Gus and Fiona seem to be settling in a bit better. They were quite active last night, coming out to eat and run in their Wodent Wheel with Mr. K and I sitting very close to the cage. Gus has even sat in Mr. K's palm for a brief moment and has let himself be pet a bit. Fiona is a bit more timid, which was what we read about the females, but she is becoming braver by the day as well. Working on the bond between Sugar Glider and human can take up to three months, so we'll just have to be patient.
One way the bonding process can be sped up is to wear the sleeping Sugar Glider around your neck in a "bonding pouch" while he/she sleeps during the day. We have two bonding pouches and after some effort, Mr. K was able to shuffle Fiona from her sleeping spot in the fleece tunnel into the bonding pouch. I wore her around my neck pretty much all day yesterday and she only fussed at me once.

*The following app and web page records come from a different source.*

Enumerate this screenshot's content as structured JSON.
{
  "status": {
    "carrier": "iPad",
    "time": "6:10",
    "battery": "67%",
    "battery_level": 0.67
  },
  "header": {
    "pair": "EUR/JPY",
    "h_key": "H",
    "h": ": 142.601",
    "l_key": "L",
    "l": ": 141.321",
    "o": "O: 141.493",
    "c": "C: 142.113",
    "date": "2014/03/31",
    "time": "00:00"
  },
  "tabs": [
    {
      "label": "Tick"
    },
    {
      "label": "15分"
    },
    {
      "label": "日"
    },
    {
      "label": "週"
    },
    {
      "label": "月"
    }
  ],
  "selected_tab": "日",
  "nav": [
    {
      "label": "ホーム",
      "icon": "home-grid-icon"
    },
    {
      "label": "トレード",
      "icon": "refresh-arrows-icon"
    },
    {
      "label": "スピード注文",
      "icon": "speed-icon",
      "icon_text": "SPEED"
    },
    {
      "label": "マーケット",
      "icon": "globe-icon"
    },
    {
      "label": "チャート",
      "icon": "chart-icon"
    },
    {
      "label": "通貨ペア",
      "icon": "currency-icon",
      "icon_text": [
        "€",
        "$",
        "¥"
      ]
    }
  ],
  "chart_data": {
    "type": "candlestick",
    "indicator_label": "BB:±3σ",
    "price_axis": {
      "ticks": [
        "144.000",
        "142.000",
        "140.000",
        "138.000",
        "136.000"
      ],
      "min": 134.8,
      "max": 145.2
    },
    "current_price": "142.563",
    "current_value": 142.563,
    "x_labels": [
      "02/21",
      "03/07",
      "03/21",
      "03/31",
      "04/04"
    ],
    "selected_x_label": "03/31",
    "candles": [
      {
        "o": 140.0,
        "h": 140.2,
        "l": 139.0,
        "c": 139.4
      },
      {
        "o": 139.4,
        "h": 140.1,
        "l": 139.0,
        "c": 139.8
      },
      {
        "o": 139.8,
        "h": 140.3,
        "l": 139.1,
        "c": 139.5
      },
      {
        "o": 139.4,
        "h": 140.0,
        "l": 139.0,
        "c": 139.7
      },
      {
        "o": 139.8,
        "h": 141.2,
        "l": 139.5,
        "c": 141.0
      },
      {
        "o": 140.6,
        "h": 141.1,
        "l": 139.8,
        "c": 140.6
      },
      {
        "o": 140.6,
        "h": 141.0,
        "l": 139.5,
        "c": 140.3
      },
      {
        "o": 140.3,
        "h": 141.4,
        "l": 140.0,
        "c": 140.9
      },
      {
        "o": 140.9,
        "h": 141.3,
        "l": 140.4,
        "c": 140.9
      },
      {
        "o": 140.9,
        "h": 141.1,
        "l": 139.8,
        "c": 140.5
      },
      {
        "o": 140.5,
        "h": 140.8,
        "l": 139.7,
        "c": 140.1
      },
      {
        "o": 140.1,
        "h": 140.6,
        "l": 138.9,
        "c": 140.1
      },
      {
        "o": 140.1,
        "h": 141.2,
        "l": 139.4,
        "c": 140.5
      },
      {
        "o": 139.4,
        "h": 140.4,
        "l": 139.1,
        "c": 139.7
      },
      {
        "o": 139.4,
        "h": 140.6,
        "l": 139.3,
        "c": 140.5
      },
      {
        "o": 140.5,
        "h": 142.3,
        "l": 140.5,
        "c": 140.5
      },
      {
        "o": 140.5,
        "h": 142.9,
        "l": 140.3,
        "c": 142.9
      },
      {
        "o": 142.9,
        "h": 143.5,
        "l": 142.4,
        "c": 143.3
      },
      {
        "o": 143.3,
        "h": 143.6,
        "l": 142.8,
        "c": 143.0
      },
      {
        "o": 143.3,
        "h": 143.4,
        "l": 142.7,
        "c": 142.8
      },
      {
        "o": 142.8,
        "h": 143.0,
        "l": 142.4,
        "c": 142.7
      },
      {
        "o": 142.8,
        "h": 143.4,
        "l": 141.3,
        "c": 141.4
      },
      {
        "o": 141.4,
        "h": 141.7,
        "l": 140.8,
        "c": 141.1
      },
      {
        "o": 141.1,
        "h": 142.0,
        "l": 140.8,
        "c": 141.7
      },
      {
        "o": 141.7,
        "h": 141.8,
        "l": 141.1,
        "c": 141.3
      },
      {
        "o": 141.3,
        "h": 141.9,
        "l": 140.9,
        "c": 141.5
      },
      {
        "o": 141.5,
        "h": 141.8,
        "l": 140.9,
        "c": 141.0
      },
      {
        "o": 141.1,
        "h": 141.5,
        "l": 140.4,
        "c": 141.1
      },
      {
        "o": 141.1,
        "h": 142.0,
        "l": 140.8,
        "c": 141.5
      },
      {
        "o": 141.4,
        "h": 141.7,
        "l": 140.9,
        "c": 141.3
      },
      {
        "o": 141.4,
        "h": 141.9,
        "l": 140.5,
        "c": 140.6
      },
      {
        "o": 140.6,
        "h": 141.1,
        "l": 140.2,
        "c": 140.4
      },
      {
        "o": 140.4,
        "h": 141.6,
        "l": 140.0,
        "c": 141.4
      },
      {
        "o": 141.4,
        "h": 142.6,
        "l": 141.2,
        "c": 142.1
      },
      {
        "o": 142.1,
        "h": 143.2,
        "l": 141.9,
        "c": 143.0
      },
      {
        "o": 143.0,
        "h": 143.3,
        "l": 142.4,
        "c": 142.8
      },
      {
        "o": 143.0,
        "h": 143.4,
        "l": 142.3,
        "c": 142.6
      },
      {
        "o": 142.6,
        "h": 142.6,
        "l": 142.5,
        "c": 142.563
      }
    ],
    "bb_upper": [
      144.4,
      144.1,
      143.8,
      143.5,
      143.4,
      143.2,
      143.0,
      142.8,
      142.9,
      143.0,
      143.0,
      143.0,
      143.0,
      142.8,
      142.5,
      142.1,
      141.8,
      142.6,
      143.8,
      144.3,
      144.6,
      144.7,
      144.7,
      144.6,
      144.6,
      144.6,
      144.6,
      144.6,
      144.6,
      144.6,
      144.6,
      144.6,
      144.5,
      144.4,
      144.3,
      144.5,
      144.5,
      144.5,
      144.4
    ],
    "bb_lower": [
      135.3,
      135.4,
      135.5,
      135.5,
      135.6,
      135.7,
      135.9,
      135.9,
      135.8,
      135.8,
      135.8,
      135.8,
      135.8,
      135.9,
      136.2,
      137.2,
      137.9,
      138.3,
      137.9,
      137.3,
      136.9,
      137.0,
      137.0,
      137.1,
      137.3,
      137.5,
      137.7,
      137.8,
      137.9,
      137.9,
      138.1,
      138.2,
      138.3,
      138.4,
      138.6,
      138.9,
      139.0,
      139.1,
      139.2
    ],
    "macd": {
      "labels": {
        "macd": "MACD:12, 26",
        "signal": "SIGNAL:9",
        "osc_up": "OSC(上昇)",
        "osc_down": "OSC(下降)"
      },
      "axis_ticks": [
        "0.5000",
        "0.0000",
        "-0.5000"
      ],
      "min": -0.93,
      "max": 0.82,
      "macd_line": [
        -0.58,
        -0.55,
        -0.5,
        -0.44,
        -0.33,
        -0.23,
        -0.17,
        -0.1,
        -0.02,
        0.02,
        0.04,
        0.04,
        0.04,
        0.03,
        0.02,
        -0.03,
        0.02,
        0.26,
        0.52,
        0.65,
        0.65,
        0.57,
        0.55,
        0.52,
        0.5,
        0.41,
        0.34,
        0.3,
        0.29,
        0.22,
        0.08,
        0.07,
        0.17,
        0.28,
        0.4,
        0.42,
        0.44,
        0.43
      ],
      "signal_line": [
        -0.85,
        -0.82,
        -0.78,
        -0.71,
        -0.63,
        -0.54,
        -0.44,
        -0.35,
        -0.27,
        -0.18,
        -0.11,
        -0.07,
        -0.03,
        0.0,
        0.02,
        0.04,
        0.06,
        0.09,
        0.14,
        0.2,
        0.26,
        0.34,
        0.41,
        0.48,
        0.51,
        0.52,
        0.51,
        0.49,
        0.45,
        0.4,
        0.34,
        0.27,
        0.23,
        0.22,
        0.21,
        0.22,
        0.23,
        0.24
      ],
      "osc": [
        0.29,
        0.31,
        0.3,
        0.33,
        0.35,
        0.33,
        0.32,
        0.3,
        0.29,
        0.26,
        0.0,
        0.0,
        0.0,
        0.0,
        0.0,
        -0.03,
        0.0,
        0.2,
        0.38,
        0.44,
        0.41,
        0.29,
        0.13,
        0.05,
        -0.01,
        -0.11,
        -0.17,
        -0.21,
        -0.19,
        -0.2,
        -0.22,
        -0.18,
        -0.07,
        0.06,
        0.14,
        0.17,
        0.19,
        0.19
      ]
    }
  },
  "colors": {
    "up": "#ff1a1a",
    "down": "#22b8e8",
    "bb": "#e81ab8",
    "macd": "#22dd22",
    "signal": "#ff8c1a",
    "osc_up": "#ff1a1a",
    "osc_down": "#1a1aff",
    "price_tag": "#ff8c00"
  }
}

When Sugar Gliders are afraid, they make this crazy loud noise called "crabbing." It kind of sounds like a giant locus. It can actually be quite intimidating, but if you ignore it and soothe your little fuzz butt, it usually subsides quite quickly.
We didn't manage to get both joeys into the same pouch because Gus realised what was happening and woke up. He crabbed quite loudly at Mr. K, so we left him alone. Once he was back into a deep sleep, Mr. K scooped him out of the tunnel into the other bonding pouch and I wore him around for the rest of the afternoon. The joeys are so light you hardly notice they are hanging from your neck; even if there are two of them. Gus crabbed at me once as well because I moved the pouch that he was in and took the blanket covering them away so I could get up off of the couch. I gently cupped him against me and his crabbing slowly stopped.
We have also read that it is important to make sure your Sugar Gliders have a means of staying hydrated while in the bonding pouch. The best way to do that is to put a thin slice of fruit-an apple or pear-into the pouch with them. Mr. K cut up two slices and I put them in with each joey. Gus moved around quite a bit and I thought he had eaten some of his, but Fiona hardly moved. I assumed she just stayed asleep, but when we put them back in their cage and looked in the pouches, Fiona's apple had been consumed far more than Gus's. Perhaps she's a dainty eater?
Both Joeys are tucked away asleep in their cage right now. I've thought about scooping them out into bonding pouches to work on our bonding, but I'm not brave enough to get them out. They are so small I am terrified of squishing them by accident. Plus, I don't like being yelled at: I don't want them to crab at me. :) That said, perhaps after lunch I will get up the courage to get them out. The more the Sugar Gliders smell you and associate your scent with warmth and safety the quicker the bonding process will go.
Tomorrow evening we will try letting them out of the cage with us locked in the foyer of our flat. Some suggest putting up a pop up tent and releasing the Sugar Gliders in there with you. The tent would be a safe place for them to roam and to get used to you, but we don't have a tent nor do we have the space to put one up. People have also suggested a big closet, but our closet is not big enough for both Mr. K and I. So, the foyer will have to do. We will have to stuff towels under the door jams to ensure Gus and Fiona don't wiggle out into rooms we don't want them in as well as blocking off the kitchen. Bonding must be done in a positive way, similar to dogs, and starting in a safe, controlled environment is the way to go.
So, I technically still haven't pet Gus or Fiona, but I have technically snuggled them; even if it was through a polar fleece pouch and I loved it. These little guys are so fascinating and I am so glad we have added them to our family.